Week 17: September 15 – 22

September 18, 2008

I’m kind of looking forward to winter, when I won’t have to wash or chop any vegetables for months. Our freezer is getting very full of yummy things. During the spring and summer, I keep it running efficiently by filling empty space with containers of ice, because keeping ice frozen takes less energy than keeping air that cold. It’s another kitchen chemistry thing, having to do with phase changes and specific temperatures. As we fill the freezer with vegetables, the tubs of ice come out to make space. Almost all of them have come out of the freezer by now.

Our CSA share this week was one bag of mixed baby lettuce, one bunch of arugula, one bunch of mustard greens, one bunch of chard, one bunch of large orange carrots, one bunch of scallions, six green bell peppers, four tiny eggplants, one pound of green beans, four pounds of tomatoes, and one pint of cherry tomatoes.   For fruit this week we got Mutsu and Shamrock apples from the mid-week farmers market. 

We’ve been eating last week’s arugula on sandwiches, and carefully worked our way through this week’s lettuce as quickly as we could.  Baby lettuce is always a race against sliminess.  While arugula is good raw, it can also be just another sharp Italian green good over pasta (wilted with garlic, parmesan, olive oil, and red pepper, of course).  Chard I like so much that we ate it right away, steamed and dressed lightly with lemon juice, olive oil, salt and pepper. 

My husband cooked up delicious homefries with four huge red-skinned potatoes and two bell peppers.  He microwaved the potato chunks for 5 minutes before putting them in the frying pan with garlic, smoked paprika, oregano, basil, and salt (and oil, of course). 

We’ve been getting more cherry tomatoes than I really care to eat fresh.  (The first pint is irresistable, but we’ve reached overload, especially because my husband doesn’t eat them at all.)  It had been frustrating me that cherry tomatoes were, like lettuce, not able to be “put by.”  Then, at the farmers market last weekend, a friend told us that she had dealt with a bumper crop of cherry tomatoes by dehydraing them.  Another friend, a neighbor, had offered us the use of her dehydrator, so when we got cherry tomatoes again this week, I took her up on the offer.  Halved and dehydrated overnight, cherry tomatoes become incredble little bite-sized “sundried” tomatoes.  They’re now under olive oil tucked away in a cabinet.

As long as we were running the dehydrator, I cored and sliced (but didn’t peel) the remaining two Gravenstein apples, and dehydrated them, too.  Apparently, in their heydey, a lot of Gravensteins turned into dried apples because they are good for that.  The dried rings have a sweet, strong apple flavor.
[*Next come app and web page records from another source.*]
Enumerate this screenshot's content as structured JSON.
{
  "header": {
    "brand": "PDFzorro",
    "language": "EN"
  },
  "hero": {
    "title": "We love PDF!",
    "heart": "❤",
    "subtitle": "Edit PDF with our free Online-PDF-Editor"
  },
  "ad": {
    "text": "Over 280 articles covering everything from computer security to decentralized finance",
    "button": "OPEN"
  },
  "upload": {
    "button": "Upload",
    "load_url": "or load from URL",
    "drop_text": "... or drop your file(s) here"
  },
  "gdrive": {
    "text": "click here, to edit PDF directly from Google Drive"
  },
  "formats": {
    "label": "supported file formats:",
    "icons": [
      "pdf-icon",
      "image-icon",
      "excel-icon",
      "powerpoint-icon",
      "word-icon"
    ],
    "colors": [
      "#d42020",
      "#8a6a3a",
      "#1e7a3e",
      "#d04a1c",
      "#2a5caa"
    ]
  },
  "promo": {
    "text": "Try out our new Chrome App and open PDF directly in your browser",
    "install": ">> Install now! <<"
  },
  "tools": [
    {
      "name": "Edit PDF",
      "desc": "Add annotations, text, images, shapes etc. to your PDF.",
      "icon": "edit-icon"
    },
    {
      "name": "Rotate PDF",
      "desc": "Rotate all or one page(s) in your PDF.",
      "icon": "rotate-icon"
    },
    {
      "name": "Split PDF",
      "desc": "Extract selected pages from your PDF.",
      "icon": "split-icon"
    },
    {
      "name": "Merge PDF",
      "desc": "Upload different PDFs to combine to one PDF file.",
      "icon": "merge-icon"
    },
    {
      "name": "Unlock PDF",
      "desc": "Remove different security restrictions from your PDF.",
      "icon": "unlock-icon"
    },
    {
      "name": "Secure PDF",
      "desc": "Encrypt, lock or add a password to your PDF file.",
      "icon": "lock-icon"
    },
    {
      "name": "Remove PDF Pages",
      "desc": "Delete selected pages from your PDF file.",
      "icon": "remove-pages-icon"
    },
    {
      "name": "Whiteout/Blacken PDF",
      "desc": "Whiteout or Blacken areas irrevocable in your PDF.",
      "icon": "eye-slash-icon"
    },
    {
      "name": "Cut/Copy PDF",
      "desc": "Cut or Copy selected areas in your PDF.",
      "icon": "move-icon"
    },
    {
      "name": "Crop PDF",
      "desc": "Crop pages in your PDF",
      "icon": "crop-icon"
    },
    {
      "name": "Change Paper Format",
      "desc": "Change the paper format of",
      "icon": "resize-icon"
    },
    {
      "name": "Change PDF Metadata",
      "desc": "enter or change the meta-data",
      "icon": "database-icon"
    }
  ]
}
Other vegetables we preserved, as usual, by freezing.  I froze the pound of green beans, the bunch of mustard greens, and three of the bell peppers.  The green beans and mustard greens get blanched and shocked first, the bell peppers don’t.  Greens start off at such a volume that I have to blanch one bunch in two batches, while the entire pound of green beans fits easily in one batch.  When the tomatoes are ripe enough, I’ll stew and freeze them, too.